In 1947 I was a junior DO in Moshi district, Tanganyika, which comprised mainly
Mt Kilimanjaro, home of the Chagga people, but also bordered part of Masailand
that lies in Kenya. A messenger came to my house with a note in the proverbial
forked stick from the sub-chiefdom of Usseri, in the Rombo division, telling me that
they had killed a Masai herd boy for grazing over their ulezi (finger millet) near
the border. They expected trouble. I asked Holman, the Senior Superintendent
of Police, to come with me at once but he said he had booked a game of golf and
would not be free until the next day!
When he and I got there the next day there was panic and people were racing
towards the Masai border armed with everything from shot-guns to the kitchen
knife. Near the border they told me not to go an inch further and I could see a
line of Masai moran out on the grassy plain. Already there had been clashes with
three Chagga dead and 12 Masai wounded.
I drove to a point on the track level with the Masai, told Holman and his six
askari not to fire without my order, and walked out to confront the advancing ‘army’,
Holman calling “Come back, you fool!”. I held up the office file on the area which
I had brought with me, and shouted ‘stop!’, and they did and surrounded me with
so many spears before my face that I was dazzled. They did not speak Swahili
but to my surprise a man came forth in an army great-coat and spoke English.
He said the Chagga had seized 240 head of cattle as well as killing the herd boy.
I took two Masai back with me in the Police truck to Usseri and told the Mangi,
the Chagga chief, that he should round up the stolen Masai cattle.

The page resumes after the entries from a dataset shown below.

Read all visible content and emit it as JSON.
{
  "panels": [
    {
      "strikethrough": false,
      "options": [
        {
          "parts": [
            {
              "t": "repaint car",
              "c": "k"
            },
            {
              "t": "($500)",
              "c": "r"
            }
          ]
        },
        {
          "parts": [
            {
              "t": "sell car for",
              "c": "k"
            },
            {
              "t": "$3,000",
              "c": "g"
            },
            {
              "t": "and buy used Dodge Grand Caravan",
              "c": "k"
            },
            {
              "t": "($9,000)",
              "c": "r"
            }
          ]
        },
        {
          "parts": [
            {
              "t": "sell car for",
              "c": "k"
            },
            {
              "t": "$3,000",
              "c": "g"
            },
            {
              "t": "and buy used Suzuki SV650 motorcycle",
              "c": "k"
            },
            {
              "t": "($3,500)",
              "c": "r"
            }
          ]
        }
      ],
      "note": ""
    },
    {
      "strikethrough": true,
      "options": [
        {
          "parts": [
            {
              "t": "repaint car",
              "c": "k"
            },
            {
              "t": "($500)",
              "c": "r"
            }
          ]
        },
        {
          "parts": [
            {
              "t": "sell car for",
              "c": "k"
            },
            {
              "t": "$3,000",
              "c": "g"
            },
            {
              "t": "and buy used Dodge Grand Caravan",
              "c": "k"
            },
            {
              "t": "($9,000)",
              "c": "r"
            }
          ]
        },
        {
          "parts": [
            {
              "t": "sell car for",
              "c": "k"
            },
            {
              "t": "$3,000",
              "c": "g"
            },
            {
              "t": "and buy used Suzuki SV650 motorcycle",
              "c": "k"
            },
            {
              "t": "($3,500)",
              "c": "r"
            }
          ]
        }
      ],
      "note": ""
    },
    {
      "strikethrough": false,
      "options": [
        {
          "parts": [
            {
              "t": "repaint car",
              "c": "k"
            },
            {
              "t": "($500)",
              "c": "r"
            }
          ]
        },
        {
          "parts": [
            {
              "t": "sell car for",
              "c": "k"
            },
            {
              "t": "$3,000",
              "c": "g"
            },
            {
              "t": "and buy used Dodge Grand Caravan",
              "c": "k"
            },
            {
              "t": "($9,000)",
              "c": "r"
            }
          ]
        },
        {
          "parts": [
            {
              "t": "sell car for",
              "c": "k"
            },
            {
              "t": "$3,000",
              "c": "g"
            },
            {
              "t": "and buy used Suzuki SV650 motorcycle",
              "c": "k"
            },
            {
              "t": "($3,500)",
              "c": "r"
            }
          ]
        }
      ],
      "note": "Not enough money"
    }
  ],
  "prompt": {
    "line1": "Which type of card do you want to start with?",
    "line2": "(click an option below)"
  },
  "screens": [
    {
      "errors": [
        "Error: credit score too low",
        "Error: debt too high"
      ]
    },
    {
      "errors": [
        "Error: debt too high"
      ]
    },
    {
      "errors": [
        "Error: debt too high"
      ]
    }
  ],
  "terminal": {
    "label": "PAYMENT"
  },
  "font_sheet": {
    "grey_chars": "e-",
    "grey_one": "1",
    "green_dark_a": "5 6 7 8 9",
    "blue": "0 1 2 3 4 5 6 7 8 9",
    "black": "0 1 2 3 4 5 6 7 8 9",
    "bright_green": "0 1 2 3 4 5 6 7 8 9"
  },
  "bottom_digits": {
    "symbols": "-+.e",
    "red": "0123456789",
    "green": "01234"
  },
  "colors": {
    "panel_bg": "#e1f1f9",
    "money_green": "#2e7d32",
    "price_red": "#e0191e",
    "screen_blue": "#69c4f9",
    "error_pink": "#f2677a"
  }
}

To verify the
number I went down to the Masai boma in the evening and confirmed their story
in that there was enough dung there for about 240 animals, but there were only
60 young calves.
I stayed three weeks sorting it out, recovered all the Masai cattle I could, not
more than about 50, and ordered the Chagga to bring their stock to make the
number up to 300. On the final day the Masai were allowed to take 240 head
and drive them back over the border and I provided a Police and local messenger
Finally, the DC from Kajiado (Kenya) came and so did my DC, Dick Bone, and
they held a baraza including the Masai Laigwonon, Kerringol, and it lasted until
after dark in the headlights of a Landrover. That evening I was the guest of DC
Kajiado at Laitokitok and he took blankets for me from the duka (local shop) and
there was also with him a Game Ranger called Hunter who wrote a book called
Hunter. He was blotting lion which were taking Masai stock. DC Kajiado was far
more complimentary to/about me than my own DC, Dick Bone, who was a true
blue civil servant and not a safari man at all.
The battle of Usseri went down in Masai folk lore as I found out many years
later. The Masai moran were almost naked, spears, shields and with red ochre
and feathers in their hair. They shone with oil in the midday sun and it was a
picture I will never forget. If only I had a camera! I was wearing khaki uniform
with my KAR war ribbon campaign medals and in my hat a brass Tanganyika
Government badge which shone as did my buttons. I am sure this saved my life
as one moran, foaming at the mouth, had to be held down by his fellows as he
may have started to spear me. On the way to Usseri court house the two Masai
I took with me insisted I came in the back of the open Landrover with them and
they clasped me in a hug as a human shield and their oily bodies marked my
What a day. Nowadays it would have been on BBC Television as it was almost
an international incident!